### PROBLEM REQUIREMENTS
Gather each line of the records where "Church" appears.
(Beginning of DATA RECORDS)
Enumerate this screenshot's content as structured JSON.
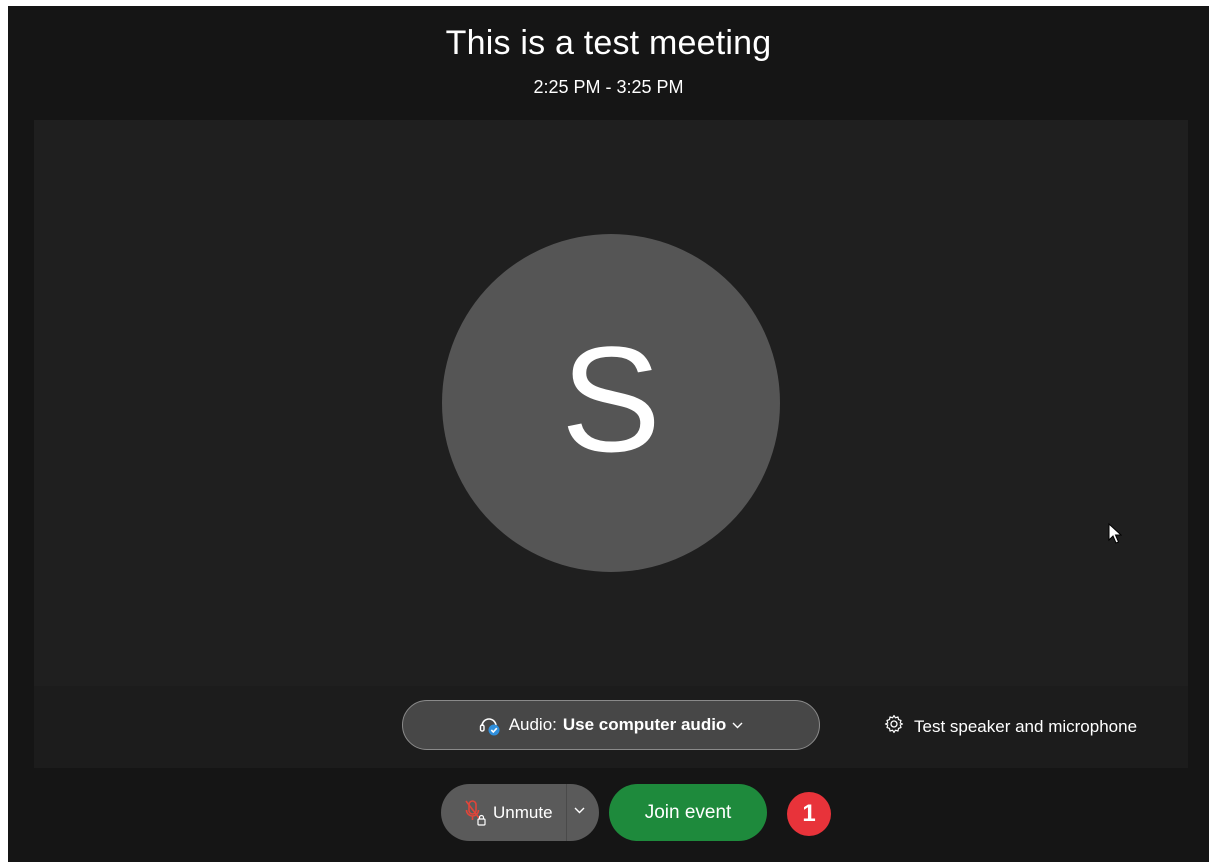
{
  "meeting": {
    "title": "This is a test meeting",
    "time_range": "2:25 PM - 3:25 PM"
  },
  "avatar": {
    "initial": "S",
    "color": "#555555"
  },
  "audio": {
    "prefix": "Audio:",
    "selection": "Use computer audio",
    "icon": "headset-connected-icon"
  },
  "test_audio": {
    "label": "Test speaker and microphone",
    "icon": "gear-icon"
  },
  "controls": {
    "unmute_label": "Unmute",
    "unmute_icon": "muted-mic-locked-icon",
    "join_label": "Join event",
    "join_color": "#1e8a3c"
  },
  "annotation": {
    "badge_number": "1",
    "badge_color": "#e8333a"
  }
}
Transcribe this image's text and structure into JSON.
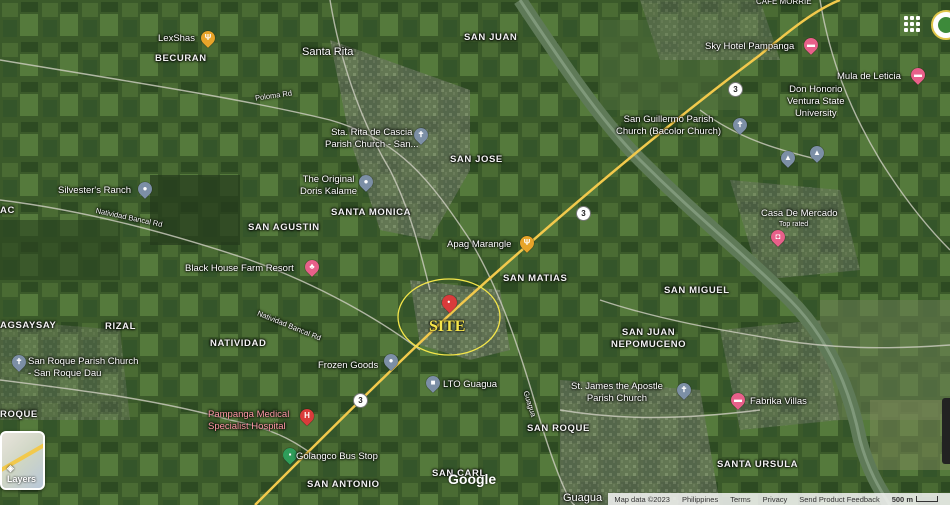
{
  "top_right_partial_label": "CAFE MORRIE",
  "areas": {
    "becuran": "BECURAN",
    "santa_rita": "Santa Rita",
    "san_juan": "SAN JUAN",
    "san_jose": "SAN JOSE",
    "santa_monica": "SANTA MONICA",
    "san_agustin": "SAN AGUSTIN",
    "san_matias": "SAN MATIAS",
    "san_miguel": "SAN MIGUEL",
    "san_juan_nepomuceno": "SAN JUAN\nNEPOMUCENO",
    "rizal": "RIZAL",
    "natividad": "NATIVIDAD",
    "agsaysay": "AGSAYSAY",
    "san_roque": "SAN ROQUE",
    "roque_left": "ROQUE",
    "santa_ursula": "SANTA URSULA",
    "san_antonio": "SAN ANTONIO",
    "san_carlos": "SAN CARL",
    "guagua": "Guagua",
    "ac_left": "AC"
  },
  "pois": {
    "lexshas": "LexShas",
    "sky_hotel": "Sky Hotel Pampanga",
    "mula_de_leticia": "Mula de Leticia",
    "san_guillermo": "San Guillermo Parish\nChurch (Bacolor Church)",
    "don_honorio": "Don Honorio\nVentura State\nUniversity",
    "sta_rita_church": "Sta. Rita de Cascia\nParish Church - San...",
    "doris_kalame": "The Original\nDoris Kalame",
    "silvesters_ranch": "Silvester's Ranch",
    "casa_de_mercado": "Casa De Mercado",
    "casa_sub": "Top rated",
    "apag_marangle": "Apag Marangle",
    "black_house": "Black House Farm Resort",
    "san_roque_parish": "San Roque Parish Church\n- San Roque Dau",
    "frozen_goods": "Frozen Goods",
    "lto_guagua": "LTO Guagua",
    "st_james": "St. James the Apostle\nParish Church",
    "fabrika_villas": "Fabrika Villas",
    "pampanga_medical": "Pampanga Medical\nSpecialist Hospital",
    "golangco": "Golangco Bus Stop"
  },
  "roads": {
    "route_number": "3",
    "road_a": "Poloma Rd",
    "road_b": "Natividad Bancal Rd",
    "road_c": "Natividad Bancal Rd",
    "road_d": "Guagua"
  },
  "annotation": {
    "site_label": "SITE",
    "circle_color": "#f4e64a"
  },
  "controls": {
    "layers_label": "Layers",
    "google_logo": "Google"
  },
  "footer": {
    "map_data": "Map data ©2023",
    "country": "Philippines",
    "terms": "Terms",
    "privacy": "Privacy",
    "feedback": "Send Product Feedback",
    "scale": "500 m"
  },
  "colors": {
    "expressway": "#f2c94c",
    "river": "#5f7a58",
    "icon_gray": "#7c8fa6",
    "icon_orange": "#e7a42a",
    "icon_pink": "#e8608a",
    "icon_red": "#d93b3b",
    "icon_green": "#2f9d5a"
  }
}
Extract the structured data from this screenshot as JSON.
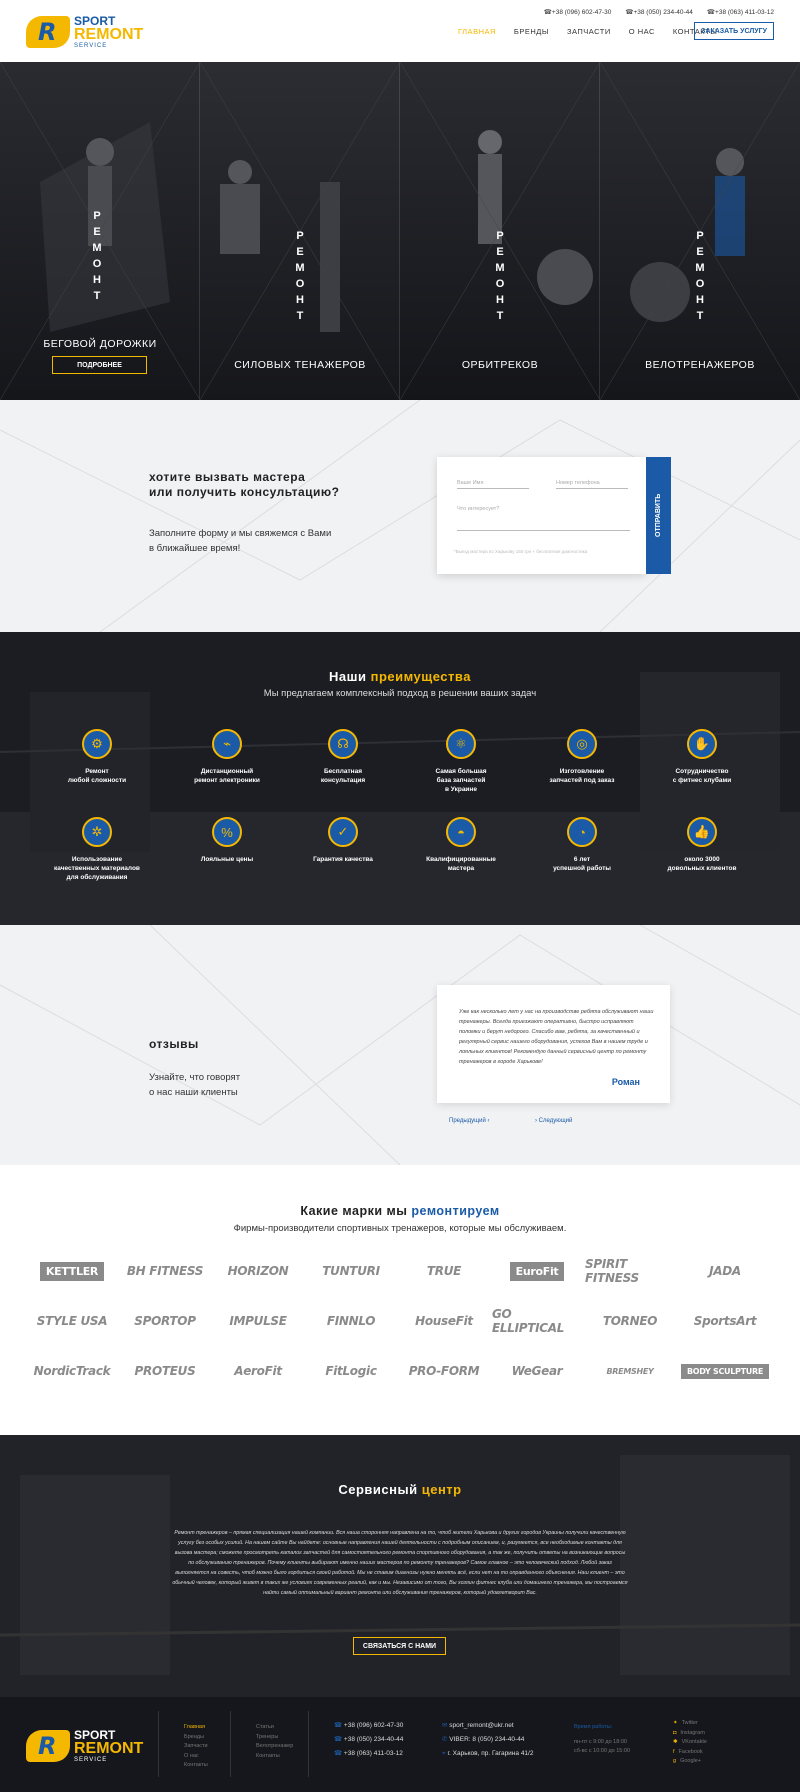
{
  "header": {
    "logo": {
      "line1": "SPORT",
      "line2": "REMONT",
      "line3": "SERVICE"
    },
    "phones": [
      "+38 (096) 602-47-30",
      "+38 (050) 234-40-44",
      "+38 (063) 411-03-12"
    ],
    "nav": [
      "ГЛАВНАЯ",
      "БРЕНДЫ",
      "ЗАПЧАСТИ",
      "О НАС",
      "КОНТАКТЫ"
    ],
    "order_button": "ЗАКАЗАТЬ УСЛУГУ"
  },
  "hero": {
    "repair_word": "РЕМОНТ",
    "panels": [
      {
        "caption": "БЕГОВОЙ ДОРОЖКИ"
      },
      {
        "caption": "СИЛОВЫХ ТЕНАЖЕРОВ"
      },
      {
        "caption": "ОРБИТРЕКОВ"
      },
      {
        "caption": "ВЕЛОТРЕНАЖЕРОВ"
      }
    ],
    "more_button": "ПОДРОБНЕЕ"
  },
  "consult": {
    "title_line1": "хотите вызвать мастера",
    "title_line2": "или получить консультацию?",
    "sub_line1": "Заполните форму и мы свяжемся с Вами",
    "sub_line2": "в ближайшее время!",
    "name_placeholder": "Ваше Имя",
    "phone_placeholder": "Номер телефона",
    "interest_placeholder": "Что интересует?",
    "note": "*Выезд мастера по Харькову 150 грн + бесплатная диагностика",
    "send_button": "ОТПРАВИТЬ"
  },
  "advantages": {
    "title_a": "Наши ",
    "title_b": "преимущества",
    "subtitle": "Мы предлагаем комплексный подход в решении ваших задач",
    "items": [
      {
        "l1": "Ремонт",
        "l2": "любой сложности",
        "l3": "",
        "icon": "gear-icon"
      },
      {
        "l1": "Дистанционный",
        "l2": "ремонт электроники",
        "l3": "",
        "icon": "satellite-icon"
      },
      {
        "l1": "Бесплатная",
        "l2": "консультация",
        "l3": "",
        "icon": "headset-icon"
      },
      {
        "l1": "Самая большая",
        "l2": "база запчастей",
        "l3": "в Украине",
        "icon": "parts-icon"
      },
      {
        "l1": "Изготовление",
        "l2": "запчастей под заказ",
        "l3": "",
        "icon": "coil-icon"
      },
      {
        "l1": "Сотрудничество",
        "l2": "с фитнес клубами",
        "l3": "",
        "icon": "handshake-icon"
      },
      {
        "l1": "Использование",
        "l2": "качественных материалов",
        "l3": "для обслуживания",
        "icon": "cog-icon"
      },
      {
        "l1": "Лояльные цены",
        "l2": "",
        "l3": "",
        "icon": "tag-icon"
      },
      {
        "l1": "Гарантия качества",
        "l2": "",
        "l3": "",
        "icon": "certificate-icon"
      },
      {
        "l1": "Квалифицированные",
        "l2": "мастера",
        "l3": "",
        "icon": "helmet-icon"
      },
      {
        "l1": "6 лет",
        "l2": "успешной работы",
        "l3": "",
        "icon": "speedometer-icon"
      },
      {
        "l1": "около 3000",
        "l2": "довольных клиентов",
        "l3": "",
        "icon": "thumbs-up-icon"
      }
    ]
  },
  "reviews": {
    "title": "отзывы",
    "sub_line1": "Узнайте, что говорят",
    "sub_line2": "о нас наши клиенты",
    "text": "Уже как несколько лет у нас на производстве ребята обслуживают наши тренажеры. Всегда приезжают оперативно, быстро исправляют поломки и берут недорого. Спасибо вам, ребята, за качественный и регулярный сервис нашего оборудования, успехов Вам в нашем труде и лояльных клиентов! Рекомендую данный сервисный центр по ремонту тренажеров в городе Харькове!",
    "author": "Роман",
    "prev": "Предыдущий",
    "next": "Следующий"
  },
  "brands": {
    "title_a": "Какие марки мы ",
    "title_b": "ремонтируем",
    "subtitle": "Фирмы-производители спортивных тренажеров, которые мы обслуживаем.",
    "logos": [
      "KETTLER",
      "BH FITNESS",
      "HORIZON",
      "TUNTURI",
      "TRUE",
      "EuroFit",
      "SPIRIT FITNESS",
      "JADA",
      "STYLE USA",
      "SPORTOP",
      "IMPULSE",
      "FINNLO",
      "HouseFit",
      "GO ELLIPTICAL",
      "TORNEO",
      "SportsArt",
      "NordicTrack",
      "PROTEUS",
      "AeroFit",
      "FitLogic",
      "PRO-FORM",
      "WeGear",
      "BREMSHEY",
      "BODY SCULPTURE"
    ]
  },
  "service": {
    "title_a": "Сервисный ",
    "title_b": "центр",
    "text": "Ремонт тренажеров – прямая специализация нашей компании. Вся наша сторонняя направлена на то, чтоб жители Харькова и других городов Украины получили качественную услугу без особых усилий. На нашем сайте Вы найдете: основные направления нашей деятельности с подробным описанием, и, разумеется, все необходимые контакты для вызова мастера; сможете просмотреть каталог запчастей для самостоятельного ремонта спортивного оборудования, а так же, получить ответы на возникающие вопросы по обслуживанию тренажеров. Почему клиенты выбирают именно наших мастеров по ремонту тренажеров? Самое главное – это человеческий подход. Любой заказ выполняется на совесть, чтоб можно было гордиться своей работой. Мы не ставим диагнозы нужно менять всё, если нет на то оправданного объяснения. Наш клиент – это обычный человек, который живет в таких же условиях современных реалий, как и мы. Независимо от того, Вы хозяин фитнес клуба или домашнего тренажера, мы построаемся найти самый оптимальный вариант ремонта или обслуживания тренажеров, который удовлетворит Вас.",
    "button": "СВЯЗАТЬСЯ С НАМИ"
  },
  "footer": {
    "menu1": [
      "Главная",
      "Бренды",
      "Запчасти",
      "О нас",
      "Контакты"
    ],
    "menu2": [
      "Статьи",
      "Тренеры",
      "Велотренажер",
      "Контакты"
    ],
    "phones": [
      "+38 (096) 602-47-30",
      "+38 (050) 234-40-44",
      "+38 (063) 411-03-12"
    ],
    "email": "sport_remont@ukr.net",
    "viber": "VIBER: 8 (050) 234-40-44",
    "address": "г. Харьков, пр. Гагарина 41/2",
    "hours_title": "Время работы:",
    "hours1": "пн-пт с 9:00 до 18:00",
    "hours2": "сб-вс с 10:00 до 15:00",
    "social": [
      "Twitter",
      "Instagram",
      "VKontakte",
      "Facebook",
      "Google+"
    ]
  }
}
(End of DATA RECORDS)
### FINISHED EXERCISE
    "san_guillermo": "San Guillermo Parish\nChurch (Bacolor Church)",
    "sta_rita_church": "Sta. Rita de Cascia\nParish Church - San...",
    "san_roque_parish": "San Roque Parish Church\n- San Roque Dau",
    "st_james": "St. James the Apostle\nParish Church",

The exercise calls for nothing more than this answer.